What to work on:
Look through the data below, and copy each line that carries the word "color".

Information supplied section start

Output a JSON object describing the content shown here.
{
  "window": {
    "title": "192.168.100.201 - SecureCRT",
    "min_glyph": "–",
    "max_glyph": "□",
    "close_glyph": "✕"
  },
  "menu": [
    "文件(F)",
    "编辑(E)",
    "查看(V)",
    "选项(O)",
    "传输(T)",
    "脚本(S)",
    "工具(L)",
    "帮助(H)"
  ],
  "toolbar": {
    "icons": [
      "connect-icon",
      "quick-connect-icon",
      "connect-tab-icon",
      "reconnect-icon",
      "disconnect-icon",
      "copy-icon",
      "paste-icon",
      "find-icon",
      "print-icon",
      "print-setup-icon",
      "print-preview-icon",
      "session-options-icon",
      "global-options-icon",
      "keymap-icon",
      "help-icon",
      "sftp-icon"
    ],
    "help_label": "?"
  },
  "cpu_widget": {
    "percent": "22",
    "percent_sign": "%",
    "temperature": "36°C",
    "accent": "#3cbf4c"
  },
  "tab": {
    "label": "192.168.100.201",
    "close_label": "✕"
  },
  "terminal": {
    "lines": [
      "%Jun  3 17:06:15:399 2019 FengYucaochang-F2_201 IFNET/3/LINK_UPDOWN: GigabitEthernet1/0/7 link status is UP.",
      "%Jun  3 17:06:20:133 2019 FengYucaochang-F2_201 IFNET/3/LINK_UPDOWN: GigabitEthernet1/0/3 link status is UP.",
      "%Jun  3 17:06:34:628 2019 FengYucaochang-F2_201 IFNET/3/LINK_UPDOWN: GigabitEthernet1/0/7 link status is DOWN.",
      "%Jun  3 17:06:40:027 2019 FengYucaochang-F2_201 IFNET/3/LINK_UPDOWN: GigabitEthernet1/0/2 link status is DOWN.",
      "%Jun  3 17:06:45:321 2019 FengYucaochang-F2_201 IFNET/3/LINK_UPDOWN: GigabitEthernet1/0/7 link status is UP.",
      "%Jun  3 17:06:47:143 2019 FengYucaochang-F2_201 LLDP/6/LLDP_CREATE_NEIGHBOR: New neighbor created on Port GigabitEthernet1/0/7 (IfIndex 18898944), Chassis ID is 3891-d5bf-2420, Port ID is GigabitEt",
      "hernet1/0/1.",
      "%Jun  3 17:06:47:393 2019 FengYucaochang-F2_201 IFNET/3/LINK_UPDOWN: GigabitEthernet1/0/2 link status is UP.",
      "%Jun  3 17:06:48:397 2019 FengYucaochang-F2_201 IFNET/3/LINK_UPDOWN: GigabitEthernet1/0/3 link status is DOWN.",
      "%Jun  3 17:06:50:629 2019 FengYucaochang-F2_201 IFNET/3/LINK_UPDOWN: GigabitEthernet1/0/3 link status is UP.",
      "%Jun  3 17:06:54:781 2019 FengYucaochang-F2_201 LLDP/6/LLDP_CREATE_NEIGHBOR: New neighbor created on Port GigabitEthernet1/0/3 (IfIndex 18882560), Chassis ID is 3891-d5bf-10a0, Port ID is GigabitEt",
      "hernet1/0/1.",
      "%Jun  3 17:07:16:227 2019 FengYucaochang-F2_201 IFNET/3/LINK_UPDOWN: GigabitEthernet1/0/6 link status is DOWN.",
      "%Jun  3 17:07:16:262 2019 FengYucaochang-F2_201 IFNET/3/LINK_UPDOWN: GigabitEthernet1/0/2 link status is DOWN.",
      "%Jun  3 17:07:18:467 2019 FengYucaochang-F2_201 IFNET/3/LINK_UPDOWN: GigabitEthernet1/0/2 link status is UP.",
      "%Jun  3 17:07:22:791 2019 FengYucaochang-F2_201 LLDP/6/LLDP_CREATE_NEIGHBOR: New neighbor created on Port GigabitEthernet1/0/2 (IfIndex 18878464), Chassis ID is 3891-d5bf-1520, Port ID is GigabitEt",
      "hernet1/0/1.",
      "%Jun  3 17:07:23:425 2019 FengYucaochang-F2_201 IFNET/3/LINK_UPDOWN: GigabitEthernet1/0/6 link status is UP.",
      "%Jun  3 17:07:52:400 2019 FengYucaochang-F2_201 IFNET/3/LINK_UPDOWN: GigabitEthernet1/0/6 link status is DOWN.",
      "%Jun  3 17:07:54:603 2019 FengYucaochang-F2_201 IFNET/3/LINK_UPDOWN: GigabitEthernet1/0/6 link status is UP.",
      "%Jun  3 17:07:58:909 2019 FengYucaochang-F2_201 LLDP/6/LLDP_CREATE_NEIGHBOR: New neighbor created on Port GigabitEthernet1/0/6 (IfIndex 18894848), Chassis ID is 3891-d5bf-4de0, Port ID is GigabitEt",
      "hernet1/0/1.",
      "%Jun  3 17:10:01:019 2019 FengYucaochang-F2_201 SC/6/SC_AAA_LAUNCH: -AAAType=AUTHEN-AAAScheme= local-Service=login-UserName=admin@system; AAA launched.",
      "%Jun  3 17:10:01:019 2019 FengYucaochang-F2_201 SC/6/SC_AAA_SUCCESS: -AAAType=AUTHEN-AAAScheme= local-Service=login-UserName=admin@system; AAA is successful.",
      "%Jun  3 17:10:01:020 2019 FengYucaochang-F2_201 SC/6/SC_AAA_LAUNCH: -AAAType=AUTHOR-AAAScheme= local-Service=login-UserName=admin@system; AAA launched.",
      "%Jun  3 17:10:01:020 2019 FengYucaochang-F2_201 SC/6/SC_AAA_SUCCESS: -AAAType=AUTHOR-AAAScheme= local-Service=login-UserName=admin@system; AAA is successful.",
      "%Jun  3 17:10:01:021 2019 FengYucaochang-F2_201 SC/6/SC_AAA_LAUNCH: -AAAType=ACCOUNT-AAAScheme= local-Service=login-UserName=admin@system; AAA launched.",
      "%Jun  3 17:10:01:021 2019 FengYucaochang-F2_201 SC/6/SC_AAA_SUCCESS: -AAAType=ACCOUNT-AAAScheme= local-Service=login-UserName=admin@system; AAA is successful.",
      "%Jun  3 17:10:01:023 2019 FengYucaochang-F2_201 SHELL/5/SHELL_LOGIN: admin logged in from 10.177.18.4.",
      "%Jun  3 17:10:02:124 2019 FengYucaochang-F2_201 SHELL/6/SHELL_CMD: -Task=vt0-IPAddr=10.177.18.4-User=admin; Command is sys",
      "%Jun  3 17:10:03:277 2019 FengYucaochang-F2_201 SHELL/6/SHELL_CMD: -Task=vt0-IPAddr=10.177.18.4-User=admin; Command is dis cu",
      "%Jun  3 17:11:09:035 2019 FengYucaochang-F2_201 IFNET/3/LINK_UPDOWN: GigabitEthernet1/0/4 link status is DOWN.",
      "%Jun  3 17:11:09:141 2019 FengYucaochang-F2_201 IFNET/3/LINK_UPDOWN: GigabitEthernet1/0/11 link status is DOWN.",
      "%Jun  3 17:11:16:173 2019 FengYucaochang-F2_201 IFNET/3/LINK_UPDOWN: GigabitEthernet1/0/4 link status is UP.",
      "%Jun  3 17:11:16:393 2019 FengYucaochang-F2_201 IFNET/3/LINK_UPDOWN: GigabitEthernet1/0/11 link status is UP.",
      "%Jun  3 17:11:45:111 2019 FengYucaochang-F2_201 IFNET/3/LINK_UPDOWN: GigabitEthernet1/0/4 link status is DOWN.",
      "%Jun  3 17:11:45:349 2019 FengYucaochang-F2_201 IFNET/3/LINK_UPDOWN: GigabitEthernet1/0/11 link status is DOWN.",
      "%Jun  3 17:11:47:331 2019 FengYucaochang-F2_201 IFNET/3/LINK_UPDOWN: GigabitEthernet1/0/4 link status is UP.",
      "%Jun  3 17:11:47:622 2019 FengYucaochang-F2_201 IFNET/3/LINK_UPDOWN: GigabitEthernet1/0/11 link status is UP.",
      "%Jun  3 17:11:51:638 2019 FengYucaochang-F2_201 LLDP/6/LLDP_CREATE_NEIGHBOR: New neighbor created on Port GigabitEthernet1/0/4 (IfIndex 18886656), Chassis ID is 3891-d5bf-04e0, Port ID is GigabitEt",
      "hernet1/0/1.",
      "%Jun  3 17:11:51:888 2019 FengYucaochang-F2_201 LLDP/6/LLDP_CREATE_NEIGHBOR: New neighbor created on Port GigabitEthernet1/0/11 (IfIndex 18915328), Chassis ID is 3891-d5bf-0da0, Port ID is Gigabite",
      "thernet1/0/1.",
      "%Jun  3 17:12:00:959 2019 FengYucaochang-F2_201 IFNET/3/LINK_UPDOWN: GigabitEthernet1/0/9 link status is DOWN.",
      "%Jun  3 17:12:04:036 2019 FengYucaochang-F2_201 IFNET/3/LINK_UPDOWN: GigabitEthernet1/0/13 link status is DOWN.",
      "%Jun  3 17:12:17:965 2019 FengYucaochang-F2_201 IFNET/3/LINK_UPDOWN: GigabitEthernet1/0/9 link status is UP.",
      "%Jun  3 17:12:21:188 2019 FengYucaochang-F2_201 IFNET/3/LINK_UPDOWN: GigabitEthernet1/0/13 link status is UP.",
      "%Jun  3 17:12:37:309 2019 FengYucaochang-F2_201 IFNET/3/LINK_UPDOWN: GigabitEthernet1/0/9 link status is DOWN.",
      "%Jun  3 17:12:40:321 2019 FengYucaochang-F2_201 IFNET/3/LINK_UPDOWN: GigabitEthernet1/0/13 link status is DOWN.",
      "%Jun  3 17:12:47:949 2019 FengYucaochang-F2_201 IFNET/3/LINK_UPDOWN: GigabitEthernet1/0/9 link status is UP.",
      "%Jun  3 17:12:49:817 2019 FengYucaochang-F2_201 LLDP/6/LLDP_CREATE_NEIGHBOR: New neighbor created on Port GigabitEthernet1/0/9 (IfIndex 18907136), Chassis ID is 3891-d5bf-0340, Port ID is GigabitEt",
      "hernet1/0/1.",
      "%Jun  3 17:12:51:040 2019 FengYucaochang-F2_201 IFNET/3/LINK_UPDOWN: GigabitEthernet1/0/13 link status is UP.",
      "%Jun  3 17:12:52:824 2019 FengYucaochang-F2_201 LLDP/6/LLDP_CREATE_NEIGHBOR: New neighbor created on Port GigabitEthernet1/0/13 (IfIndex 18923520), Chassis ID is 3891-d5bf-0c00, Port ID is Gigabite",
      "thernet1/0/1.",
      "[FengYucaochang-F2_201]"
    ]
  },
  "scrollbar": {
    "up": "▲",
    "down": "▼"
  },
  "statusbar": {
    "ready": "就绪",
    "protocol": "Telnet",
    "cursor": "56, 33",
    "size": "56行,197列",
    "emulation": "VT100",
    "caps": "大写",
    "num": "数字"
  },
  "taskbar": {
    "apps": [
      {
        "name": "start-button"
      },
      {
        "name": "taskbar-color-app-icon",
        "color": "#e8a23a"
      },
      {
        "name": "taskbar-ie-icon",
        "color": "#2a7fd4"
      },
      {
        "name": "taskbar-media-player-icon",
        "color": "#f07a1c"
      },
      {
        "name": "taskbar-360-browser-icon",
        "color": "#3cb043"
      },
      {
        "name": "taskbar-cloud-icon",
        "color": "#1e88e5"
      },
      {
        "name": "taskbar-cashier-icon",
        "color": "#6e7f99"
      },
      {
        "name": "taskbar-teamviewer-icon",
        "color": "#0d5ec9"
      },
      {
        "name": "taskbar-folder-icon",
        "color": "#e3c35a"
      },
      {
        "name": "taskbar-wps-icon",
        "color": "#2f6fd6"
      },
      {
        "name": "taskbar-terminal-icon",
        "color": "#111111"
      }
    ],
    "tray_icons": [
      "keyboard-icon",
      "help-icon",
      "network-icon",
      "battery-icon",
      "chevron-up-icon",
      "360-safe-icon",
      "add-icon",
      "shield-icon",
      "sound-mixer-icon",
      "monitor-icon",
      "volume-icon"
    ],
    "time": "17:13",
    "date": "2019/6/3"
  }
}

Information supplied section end

Result:
        "name": "taskbar-color-app-icon",
        "color": "#e8a23a"
        "color": "#2a7fd4"
        "color": "#f07a1c"
        "color": "#3cb043"
        "color": "#1e88e5"
        "color": "#6e7f99"
        "color": "#0d5ec9"
        "color": "#e3c35a"
        "color": "#2f6fd6"
        "color": "#111111"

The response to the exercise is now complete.